[[ Provided data open ]]

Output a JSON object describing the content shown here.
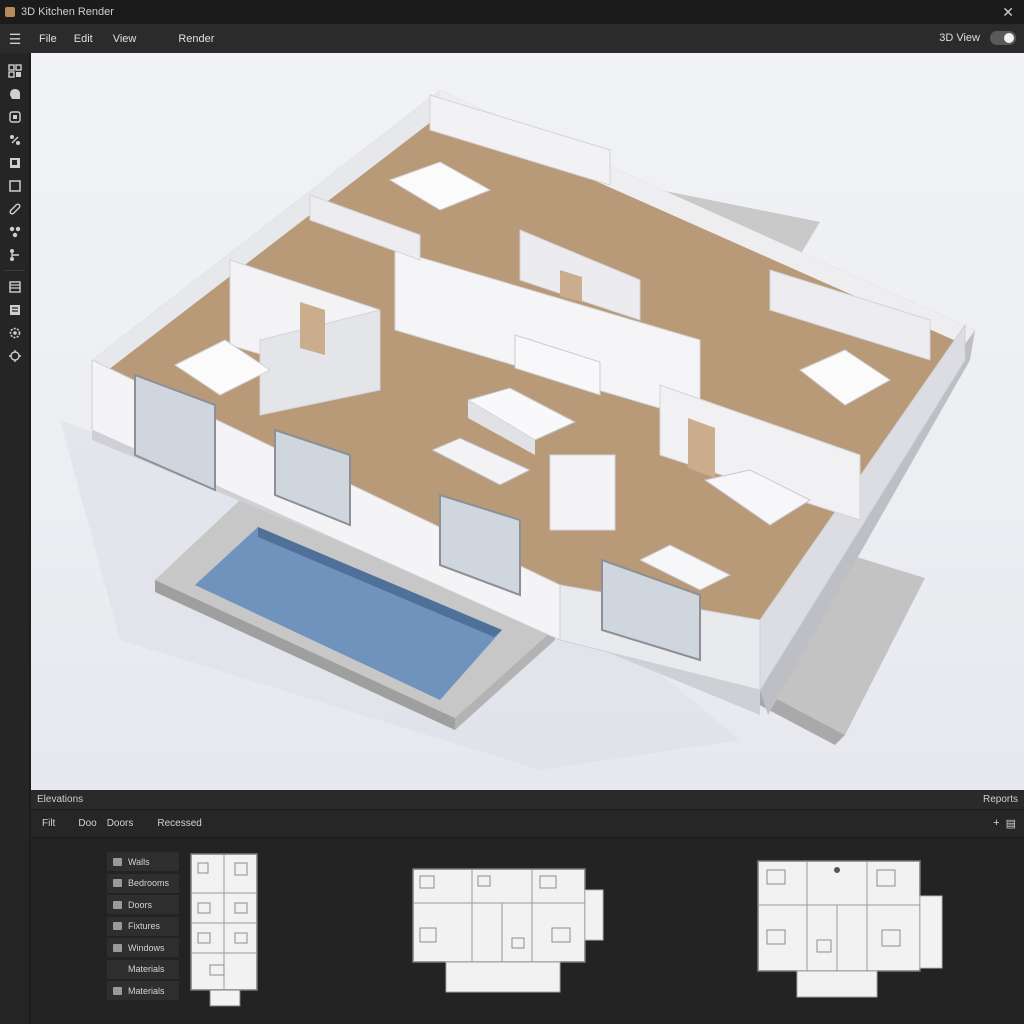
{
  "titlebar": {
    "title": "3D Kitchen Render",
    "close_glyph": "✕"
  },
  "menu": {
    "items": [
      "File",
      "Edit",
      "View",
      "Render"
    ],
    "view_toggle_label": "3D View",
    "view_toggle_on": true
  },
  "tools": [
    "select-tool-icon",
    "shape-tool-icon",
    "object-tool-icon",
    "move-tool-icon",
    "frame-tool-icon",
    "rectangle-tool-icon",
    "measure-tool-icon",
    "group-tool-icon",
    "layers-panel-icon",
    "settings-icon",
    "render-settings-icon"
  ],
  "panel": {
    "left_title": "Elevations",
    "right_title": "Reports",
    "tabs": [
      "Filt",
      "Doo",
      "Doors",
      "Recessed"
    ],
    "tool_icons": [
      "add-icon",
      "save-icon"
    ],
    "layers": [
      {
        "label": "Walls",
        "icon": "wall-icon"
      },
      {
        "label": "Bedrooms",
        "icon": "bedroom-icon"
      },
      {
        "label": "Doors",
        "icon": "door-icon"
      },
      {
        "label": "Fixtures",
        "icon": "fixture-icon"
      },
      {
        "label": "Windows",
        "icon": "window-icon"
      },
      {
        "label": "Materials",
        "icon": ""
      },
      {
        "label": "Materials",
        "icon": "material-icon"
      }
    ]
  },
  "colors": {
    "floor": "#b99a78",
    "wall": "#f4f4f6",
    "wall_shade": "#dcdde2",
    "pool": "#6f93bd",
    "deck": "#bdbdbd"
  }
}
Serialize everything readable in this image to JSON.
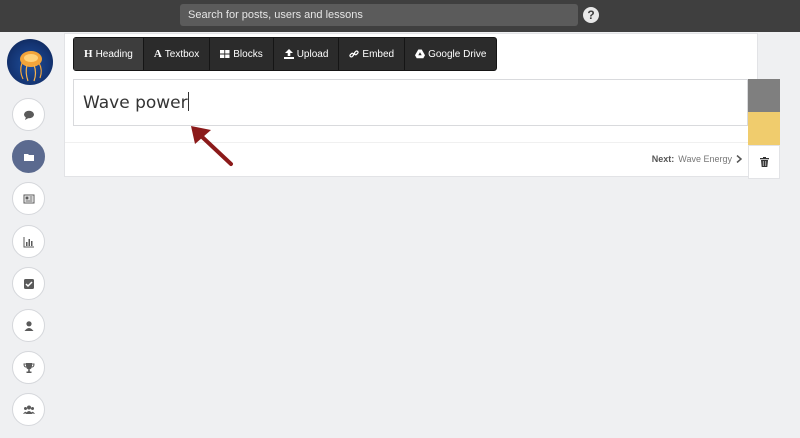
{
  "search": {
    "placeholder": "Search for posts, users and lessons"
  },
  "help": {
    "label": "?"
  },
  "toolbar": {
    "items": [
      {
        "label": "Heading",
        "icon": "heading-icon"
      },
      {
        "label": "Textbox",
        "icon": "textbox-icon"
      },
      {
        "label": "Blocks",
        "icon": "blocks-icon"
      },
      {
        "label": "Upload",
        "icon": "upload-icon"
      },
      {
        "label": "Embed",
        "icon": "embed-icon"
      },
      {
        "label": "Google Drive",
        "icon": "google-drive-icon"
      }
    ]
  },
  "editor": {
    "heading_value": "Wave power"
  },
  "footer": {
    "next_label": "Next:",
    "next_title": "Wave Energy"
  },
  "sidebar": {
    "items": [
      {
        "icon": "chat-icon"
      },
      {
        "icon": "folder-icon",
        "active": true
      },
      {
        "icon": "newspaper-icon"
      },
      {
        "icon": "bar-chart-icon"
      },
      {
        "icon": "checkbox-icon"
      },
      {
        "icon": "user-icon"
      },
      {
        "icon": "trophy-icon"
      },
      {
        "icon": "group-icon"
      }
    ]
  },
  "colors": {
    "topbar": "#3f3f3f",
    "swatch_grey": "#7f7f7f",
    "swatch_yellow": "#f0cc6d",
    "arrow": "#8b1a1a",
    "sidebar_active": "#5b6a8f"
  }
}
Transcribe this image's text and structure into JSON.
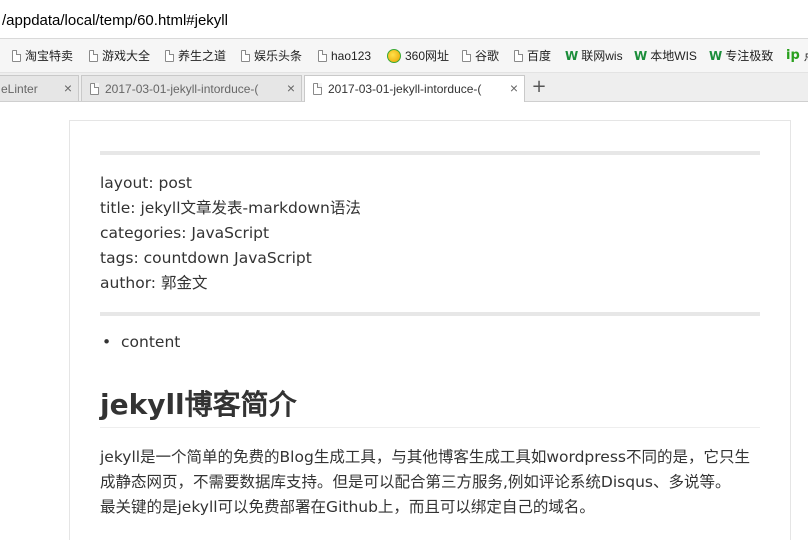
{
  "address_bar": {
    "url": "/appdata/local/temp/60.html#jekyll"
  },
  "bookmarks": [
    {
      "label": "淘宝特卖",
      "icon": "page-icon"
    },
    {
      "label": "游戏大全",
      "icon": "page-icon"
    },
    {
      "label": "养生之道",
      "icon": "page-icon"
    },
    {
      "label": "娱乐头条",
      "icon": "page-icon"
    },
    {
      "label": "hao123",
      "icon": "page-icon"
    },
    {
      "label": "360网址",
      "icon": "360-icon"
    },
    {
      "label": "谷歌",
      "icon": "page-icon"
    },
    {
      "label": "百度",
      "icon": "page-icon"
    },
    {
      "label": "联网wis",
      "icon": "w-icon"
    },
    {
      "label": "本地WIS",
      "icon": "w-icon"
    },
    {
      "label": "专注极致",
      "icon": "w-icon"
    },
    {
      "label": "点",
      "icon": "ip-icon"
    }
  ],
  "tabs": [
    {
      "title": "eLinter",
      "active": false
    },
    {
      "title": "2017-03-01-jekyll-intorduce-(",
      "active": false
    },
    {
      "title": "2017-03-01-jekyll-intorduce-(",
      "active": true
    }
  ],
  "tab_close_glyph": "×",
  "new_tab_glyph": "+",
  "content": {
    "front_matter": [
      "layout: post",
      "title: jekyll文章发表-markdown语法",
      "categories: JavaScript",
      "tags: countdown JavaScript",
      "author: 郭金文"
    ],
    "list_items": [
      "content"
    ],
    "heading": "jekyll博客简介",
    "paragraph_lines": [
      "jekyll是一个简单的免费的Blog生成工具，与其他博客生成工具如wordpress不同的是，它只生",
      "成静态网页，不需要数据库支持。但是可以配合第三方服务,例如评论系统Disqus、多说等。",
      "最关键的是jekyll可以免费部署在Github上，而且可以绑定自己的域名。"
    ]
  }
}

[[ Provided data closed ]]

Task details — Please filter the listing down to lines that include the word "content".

Your response —
Output a JSON object describing the content shown here.
  "content": {
      "content"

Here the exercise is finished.